> [Work request]: Quote the listing in full, exactly as given, minus any pictures.

╔══

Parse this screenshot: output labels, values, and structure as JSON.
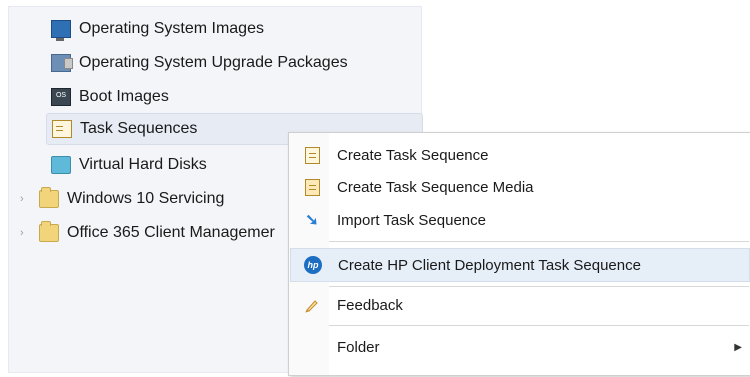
{
  "tree": {
    "items": [
      {
        "label": "Operating System Images",
        "icon": "monitor-icon"
      },
      {
        "label": "Operating System Upgrade Packages",
        "icon": "package-icon"
      },
      {
        "label": "Boot Images",
        "icon": "boot-image-icon"
      },
      {
        "label": "Task Sequences",
        "icon": "task-sequence-icon",
        "selected": true
      },
      {
        "label": "Virtual Hard Disks",
        "icon": "virtual-disk-icon"
      },
      {
        "label": "Windows 10 Servicing",
        "icon": "folder-icon"
      },
      {
        "label": "Office 365 Client Managemer",
        "icon": "folder-icon"
      }
    ]
  },
  "context_menu": {
    "items": [
      {
        "label": "Create Task Sequence",
        "icon": "task-sequence-icon"
      },
      {
        "label": "Create Task Sequence Media",
        "icon": "task-sequence-media-icon"
      },
      {
        "label": "Import Task Sequence",
        "icon": "import-arrow-icon"
      },
      {
        "label": "Create HP Client Deployment Task Sequence",
        "icon": "hp-logo-icon",
        "highlighted": true
      },
      {
        "label": "Feedback",
        "icon": "feedback-icon"
      },
      {
        "label": "Folder",
        "icon": "",
        "submenu": true
      }
    ],
    "hp_logo_text": "hp",
    "boot_icon_text": "OS",
    "submenu_arrow": "▶"
  },
  "colors": {
    "hp_blue": "#1b6ec2",
    "folder_yellow": "#f2d47a",
    "highlight": "#e6eef8"
  }
}
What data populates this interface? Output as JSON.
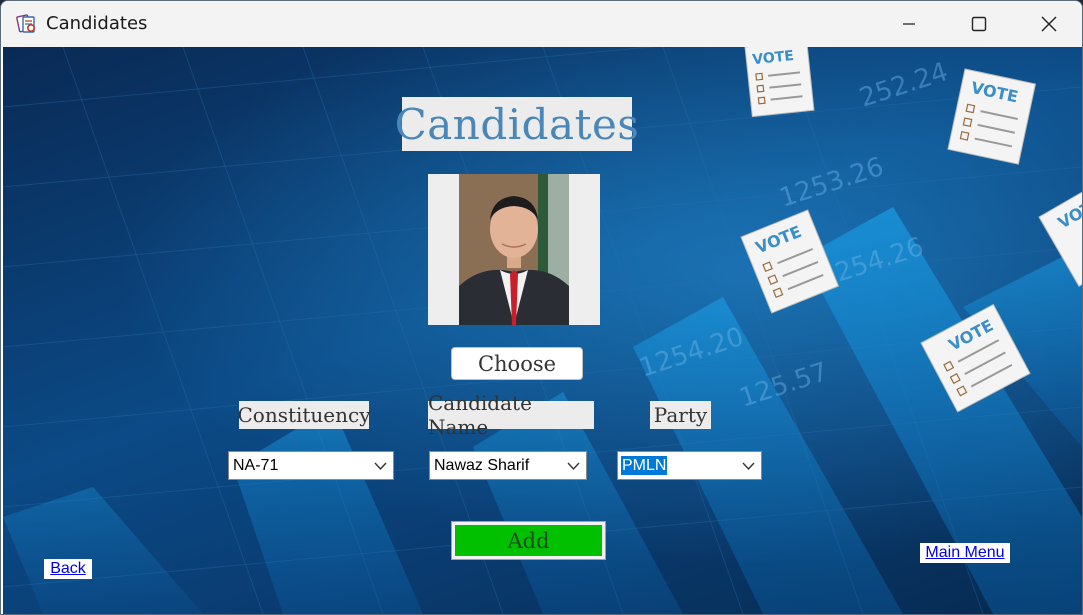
{
  "window": {
    "title": "Candidates",
    "controls": {
      "minimize": "minimize",
      "maximize": "maximize",
      "close": "close"
    }
  },
  "background": {
    "decor_numbers": [
      "1253.26",
      "1254.26",
      "1254.20",
      "125.57",
      "252.24"
    ],
    "vote_text": "VOTE"
  },
  "form": {
    "heading": "Candidates",
    "photo_alt": "candidate photo",
    "choose_label": "Choose",
    "labels": {
      "constituency": "Constituency",
      "candidate_name": "Candidate Name",
      "party": "Party"
    },
    "fields": {
      "constituency": "NA-71",
      "candidate_name": "Nawaz Sharif",
      "party": "PMLN"
    },
    "add_label": "Add"
  },
  "nav": {
    "back": "Back",
    "main_menu": "Main Menu"
  },
  "colors": {
    "add_button": "#00c000",
    "heading_text": "#4a86b8",
    "link": "#0000ee",
    "selection": "#0078d7"
  }
}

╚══

> [Answer for the task]:
Parse this screenshot: output labels, values, and structure as JSON.
{
  "tree": {
    "items": [
      {
        "label": "Operating System Images",
        "icon": "monitor-icon"
      },
      {
        "label": "Operating System Upgrade Packages",
        "icon": "package-icon"
      },
      {
        "label": "Boot Images",
        "icon": "boot-image-icon"
      },
      {
        "label": "Task Sequences",
        "icon": "task-sequence-icon",
        "selected": true
      },
      {
        "label": "Virtual Hard Disks",
        "icon": "virtual-disk-icon"
      },
      {
        "label": "Windows 10 Servicing",
        "icon": "folder-icon"
      },
      {
        "label": "Office 365 Client Managemer",
        "icon": "folder-icon"
      }
    ]
  },
  "context_menu": {
    "items": [
      {
        "label": "Create Task Sequence",
        "icon": "task-sequence-icon"
      },
      {
        "label": "Create Task Sequence Media",
        "icon": "task-sequence-media-icon"
      },
      {
        "label": "Import Task Sequence",
        "icon": "import-arrow-icon"
      },
      {
        "label": "Create HP Client Deployment Task Sequence",
        "icon": "hp-logo-icon",
        "highlighted": true
      },
      {
        "label": "Feedback",
        "icon": "feedback-icon"
      },
      {
        "label": "Folder",
        "icon": "",
        "submenu": true
      }
    ],
    "hp_logo_text": "hp",
    "boot_icon_text": "OS",
    "submenu_arrow": "▶"
  },
  "colors": {
    "hp_blue": "#1b6ec2",
    "folder_yellow": "#f2d47a",
    "highlight": "#e6eef8"
  }
}
What data populates this interface? Output as JSON.
{
  "window": {
    "title": "Candidates",
    "controls": {
      "minimize": "minimize",
      "maximize": "maximize",
      "close": "close"
    }
  },
  "background": {
    "decor_numbers": [
      "1253.26",
      "1254.26",
      "1254.20",
      "125.57",
      "252.24"
    ],
    "vote_text": "VOTE"
  },
  "form": {
    "heading": "Candidates",
    "photo_alt": "candidate photo",
    "choose_label": "Choose",
    "labels": {
      "constituency": "Constituency",
      "candidate_name": "Candidate Name",
      "party": "Party"
    },
    "fields": {
      "constituency": "NA-71",
      "candidate_name": "Nawaz Sharif",
      "party": "PMLN"
    },
    "add_label": "Add"
  },
  "nav": {
    "back": "Back",
    "main_menu": "Main Menu"
  },
  "colors": {
    "add_button": "#00c000",
    "heading_text": "#4a86b8",
    "link": "#0000ee",
    "selection": "#0078d7"
  }
}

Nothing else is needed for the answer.